|US8295922||7 août 2006||23 oct. 2012||Tti Ellebeau, Inc.||Iontophoresis device|
|US8386030||8 août 2006||26 févr. 2013||Tti Ellebeau, Inc.||Iontophoresis device|
|US20060095001 *||30 juin 2005||4 mai 2006||Transcutaneous Technologies Inc.||Electrode and iontophoresis device|
|US20060135906 *||16 nov. 2005||22 juin 2006||Akihiko Matsumura||Iontophoretic device and method for administering immune response-enhancing agents and compositions|
|US20060235351 *||2 août 2005||19 oct. 2006||Transcutaneous Technologies Inc.||External preparation, method of applying external preparation, iontophoresis device, and percutaneous patch|
|Classification aux États-Unis||424/449, 604/20|
|Classification internationale||A61N1/30, A61F13/00|
|Classification coopérative||A61N1/0436, A61N1/30, A61N1/0444, A61N1/044, A61N1/325|
|Classification européenne||A61N1/04E1I1S, A61N1/30, A61N1/32E|
|6 nov. 2006||AS||Assignment|
Owner name: TRANSCUTANEOUS TECHNOLOGIES INC., JAPAN
Free format text: ASSIGNMENT OF ASSIGNORS INTEREST;ASSIGNORS:NAKAYAMA, MIZUO;MATSUMURA, TAKEHIKO;AKIYAMA, HIDERO;AND OTHERS;REEL/FRAME:018486/0954;SIGNING DATES FROM 20061023 TO 20061031

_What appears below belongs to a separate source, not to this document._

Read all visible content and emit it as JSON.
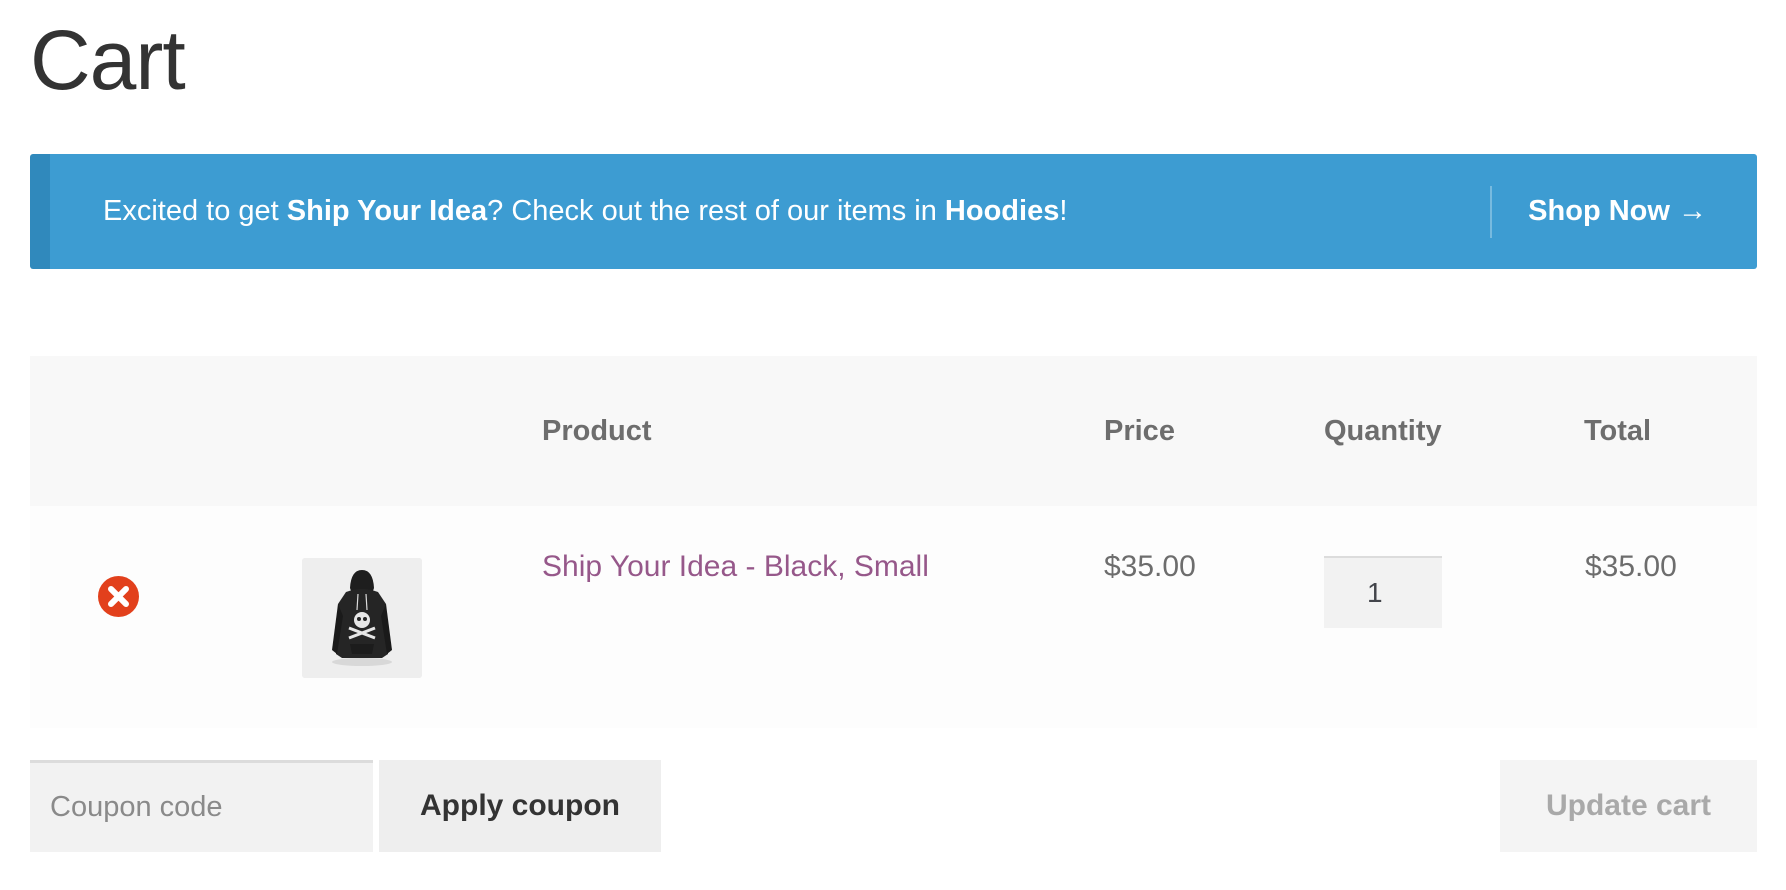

|5 déc. 2007||AS||Assignment|
Owner name: ELLEBEAU, INC.,JAPAN
Free format text: MERGER;ASSIGNOR:TRANSCUTANEOUS TECHNOLOGIES, INC.;REEL/FRAME:020200/0803
Effective date: 20070901
|7 déc. 2007||AS||Assignment|
Owner name: TTI ELLEBEAU, INC.,JAPAN
Free format text: CHANGE OF NAME;ASSIGNOR:ELLEBEAU, INC.;REEL/FRAME:020214/0336
Effective date: 20070901
|12 déc. 2007||AS||Assignment|
Owner name: TRANSCU LTD.,SINGAPORE
Free format text: ASSIGNMENT OF ASSIGNORS INTEREST;ASSIGNOR:TTI ELLEBEAU, INC.;REEL/FRAME:020236/0175
Effective date: 20071112
|10 mars 2008||AS||Assignment|
Owner name: TTI ELLEBEAU, INC.,JAPAN
Free format text: RESCISSION OF PRIOR ASSIGNMENT;ASSIGNOR:TRANSCU LTD.;REEL/FRAME:020626/0021
Effective date: 20080215